8. Check the Plunger:
If the above steps have not worked, then it’s time to check the plunger. The plunger helps to empty the toilet bowl of excess water and can become clogged over time. Gently remove the plunger and check for any blockages or obstructions.
9. Try a Store-Bought Toilet Cleaner:
If the plunger has not solved the problem, then it’s time to try a store-bought toilet cleaner. These cleaners are specially designed to clear clogs in pipes and toilets. They work by breaking up any stubborn deposits that are blocking the pipes and flushes.
10. Use Boiling Water:
If store-bought cleaners have not worked, then you can try using boiling water to help clear the pipe.

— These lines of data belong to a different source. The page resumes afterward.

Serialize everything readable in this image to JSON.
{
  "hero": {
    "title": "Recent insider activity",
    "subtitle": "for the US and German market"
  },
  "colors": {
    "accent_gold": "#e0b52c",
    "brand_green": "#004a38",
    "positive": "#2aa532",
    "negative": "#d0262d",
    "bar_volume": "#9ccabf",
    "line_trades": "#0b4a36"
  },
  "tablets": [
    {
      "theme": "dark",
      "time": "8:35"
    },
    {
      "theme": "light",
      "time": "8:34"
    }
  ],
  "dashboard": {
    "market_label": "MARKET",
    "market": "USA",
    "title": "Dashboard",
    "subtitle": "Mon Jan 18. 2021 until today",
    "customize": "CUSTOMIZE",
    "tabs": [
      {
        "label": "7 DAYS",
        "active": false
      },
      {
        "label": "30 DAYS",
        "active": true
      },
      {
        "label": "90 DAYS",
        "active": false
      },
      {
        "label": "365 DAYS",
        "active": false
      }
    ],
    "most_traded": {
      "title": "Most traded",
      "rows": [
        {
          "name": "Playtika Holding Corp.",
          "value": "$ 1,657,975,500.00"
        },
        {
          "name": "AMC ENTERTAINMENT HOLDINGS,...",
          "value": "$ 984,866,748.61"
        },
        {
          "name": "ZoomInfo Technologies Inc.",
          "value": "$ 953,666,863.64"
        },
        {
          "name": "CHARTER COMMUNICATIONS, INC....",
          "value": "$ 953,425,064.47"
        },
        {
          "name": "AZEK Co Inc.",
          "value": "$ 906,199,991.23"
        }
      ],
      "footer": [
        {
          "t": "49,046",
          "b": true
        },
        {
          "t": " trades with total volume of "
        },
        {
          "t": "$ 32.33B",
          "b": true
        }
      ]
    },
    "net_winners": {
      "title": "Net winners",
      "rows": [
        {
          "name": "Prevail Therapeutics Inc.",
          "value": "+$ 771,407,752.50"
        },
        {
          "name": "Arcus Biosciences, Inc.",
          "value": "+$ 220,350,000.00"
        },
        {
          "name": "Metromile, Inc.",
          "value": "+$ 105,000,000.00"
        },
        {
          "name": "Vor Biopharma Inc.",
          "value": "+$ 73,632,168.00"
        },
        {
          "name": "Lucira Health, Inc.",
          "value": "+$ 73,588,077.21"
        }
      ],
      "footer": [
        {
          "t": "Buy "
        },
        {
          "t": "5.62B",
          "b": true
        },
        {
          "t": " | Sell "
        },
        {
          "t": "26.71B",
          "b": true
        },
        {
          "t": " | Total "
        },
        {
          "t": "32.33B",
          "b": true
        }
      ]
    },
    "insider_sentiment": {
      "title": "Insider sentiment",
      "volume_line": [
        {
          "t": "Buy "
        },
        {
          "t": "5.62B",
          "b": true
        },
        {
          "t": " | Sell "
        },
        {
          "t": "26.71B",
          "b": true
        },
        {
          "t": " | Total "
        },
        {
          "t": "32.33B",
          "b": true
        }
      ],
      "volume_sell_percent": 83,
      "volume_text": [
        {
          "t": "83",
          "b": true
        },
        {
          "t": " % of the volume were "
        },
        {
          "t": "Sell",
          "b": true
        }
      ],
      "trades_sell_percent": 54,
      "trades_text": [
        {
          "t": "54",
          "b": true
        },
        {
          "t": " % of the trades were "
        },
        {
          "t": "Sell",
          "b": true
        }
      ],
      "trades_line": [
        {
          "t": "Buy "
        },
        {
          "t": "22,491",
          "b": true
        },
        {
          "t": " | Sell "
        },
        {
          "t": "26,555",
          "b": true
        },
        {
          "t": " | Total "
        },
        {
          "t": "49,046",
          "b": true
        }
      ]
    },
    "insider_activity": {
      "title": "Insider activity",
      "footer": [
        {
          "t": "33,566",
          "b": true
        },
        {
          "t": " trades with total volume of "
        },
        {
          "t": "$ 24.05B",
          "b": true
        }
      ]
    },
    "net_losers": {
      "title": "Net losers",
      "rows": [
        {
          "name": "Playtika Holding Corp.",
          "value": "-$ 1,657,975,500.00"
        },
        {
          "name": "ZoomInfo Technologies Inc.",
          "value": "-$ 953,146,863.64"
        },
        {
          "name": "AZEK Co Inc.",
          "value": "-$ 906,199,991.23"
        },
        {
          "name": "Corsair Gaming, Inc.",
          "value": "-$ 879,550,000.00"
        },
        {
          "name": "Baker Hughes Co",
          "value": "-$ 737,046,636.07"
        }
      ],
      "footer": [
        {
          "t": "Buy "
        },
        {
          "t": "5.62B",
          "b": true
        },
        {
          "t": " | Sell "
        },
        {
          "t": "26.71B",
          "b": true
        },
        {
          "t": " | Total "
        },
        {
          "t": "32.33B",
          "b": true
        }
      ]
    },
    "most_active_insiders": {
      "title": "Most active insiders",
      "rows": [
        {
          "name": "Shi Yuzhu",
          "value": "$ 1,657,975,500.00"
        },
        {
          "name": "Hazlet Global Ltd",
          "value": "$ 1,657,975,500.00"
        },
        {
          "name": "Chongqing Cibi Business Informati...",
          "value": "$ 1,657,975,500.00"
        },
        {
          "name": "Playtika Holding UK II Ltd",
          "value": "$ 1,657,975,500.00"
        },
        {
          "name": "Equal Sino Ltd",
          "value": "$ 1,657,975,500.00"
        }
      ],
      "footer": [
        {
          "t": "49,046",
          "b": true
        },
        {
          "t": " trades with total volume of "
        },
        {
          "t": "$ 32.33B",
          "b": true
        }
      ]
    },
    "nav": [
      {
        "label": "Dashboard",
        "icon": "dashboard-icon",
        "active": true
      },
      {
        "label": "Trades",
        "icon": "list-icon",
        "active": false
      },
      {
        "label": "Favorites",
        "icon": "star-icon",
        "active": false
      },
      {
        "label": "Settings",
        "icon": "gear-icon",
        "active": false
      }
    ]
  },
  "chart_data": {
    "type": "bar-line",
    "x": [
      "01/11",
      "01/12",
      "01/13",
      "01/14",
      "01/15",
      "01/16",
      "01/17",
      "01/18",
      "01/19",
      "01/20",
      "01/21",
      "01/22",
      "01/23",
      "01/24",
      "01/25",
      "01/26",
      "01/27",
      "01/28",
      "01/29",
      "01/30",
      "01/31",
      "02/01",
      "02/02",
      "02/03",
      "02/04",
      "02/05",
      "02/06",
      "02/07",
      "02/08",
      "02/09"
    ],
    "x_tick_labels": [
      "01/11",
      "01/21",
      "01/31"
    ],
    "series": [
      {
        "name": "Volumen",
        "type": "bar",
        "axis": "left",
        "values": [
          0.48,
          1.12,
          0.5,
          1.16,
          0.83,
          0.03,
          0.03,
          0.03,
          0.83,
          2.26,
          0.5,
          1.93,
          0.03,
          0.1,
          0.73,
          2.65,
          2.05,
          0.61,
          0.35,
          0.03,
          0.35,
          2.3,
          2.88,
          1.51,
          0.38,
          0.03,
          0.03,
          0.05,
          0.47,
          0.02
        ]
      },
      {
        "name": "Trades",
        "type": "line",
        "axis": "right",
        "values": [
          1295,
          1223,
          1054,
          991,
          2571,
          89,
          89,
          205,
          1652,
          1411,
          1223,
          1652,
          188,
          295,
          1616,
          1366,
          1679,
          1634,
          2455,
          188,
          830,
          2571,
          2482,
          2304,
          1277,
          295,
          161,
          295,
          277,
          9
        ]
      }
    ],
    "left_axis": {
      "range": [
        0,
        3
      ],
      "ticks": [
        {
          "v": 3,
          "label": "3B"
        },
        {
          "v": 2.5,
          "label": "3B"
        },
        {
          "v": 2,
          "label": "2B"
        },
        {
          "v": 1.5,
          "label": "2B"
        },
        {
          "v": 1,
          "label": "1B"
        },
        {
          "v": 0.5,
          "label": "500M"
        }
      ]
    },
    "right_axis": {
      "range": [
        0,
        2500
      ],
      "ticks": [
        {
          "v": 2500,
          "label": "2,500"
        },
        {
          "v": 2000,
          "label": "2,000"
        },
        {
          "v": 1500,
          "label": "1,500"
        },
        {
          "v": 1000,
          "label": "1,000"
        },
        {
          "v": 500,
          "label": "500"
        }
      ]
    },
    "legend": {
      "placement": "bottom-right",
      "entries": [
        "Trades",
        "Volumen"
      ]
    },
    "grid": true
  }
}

Pour a bucket of boiling water into the toilet bowl and wait for 30 minutes to an hour, allowing the heat from the water to break down the blockage.
11. Try a Wire Coat Hanger:
If the problem is not solved with boiling water, you may need to try a wire coat hanger. Gently insert the wire into the pipe and gently dislodge any blockages or deposits that may be stuck in the pipes.
12. Use a Wire Brush:
If a wire coat hanger has not worked, then you can use a wire brush to clear the pipes. This can help dislodge any stubborn blockages that a wire coat hanger may not be able to reach.
13. Try a Plumbers’ Snake:
If both the wire brush and wire coat hanger have not worked, then you may need to try a plumbers’ snake. This is a long flexible cable that can be inserted into the pipes to carefully and gently break down any stubborn blockages that may be stuck in the pipes.
14. Try a Shop Vac:
If all else fails, try using a shop vac to suck out any debris or blockage that may be stuck in the pipes. The shop vac is the most powerful tool in this situation and should be used with caution.
15. Try a Pumice Stone:
If the shop vac has not worked, then you may need to try a pumice stone. Pumice stones can help to break up and dislodge any deposits or blockages that may be stuck in the pipes. Gently insert the pumice stone into the bowl and rock it back and forth to try and free the blockage.
16. Try a Toilet Auger:
If the pumice stone has not worked, then you may need to try a toilet auger. A toilet auger is a special tool designed specifically to reach deep into pipe clogs and break them down. .
17. Try Unclogging Chemicals:
If all of the above methods have failed, then it’s time to try unclogging chemicals. Unclogging chemicals are specifically designed to break down stubborn clogs in pipes. Be sure to wear gloves when using these chemicals and follow the manufacturer’s instructions carefully.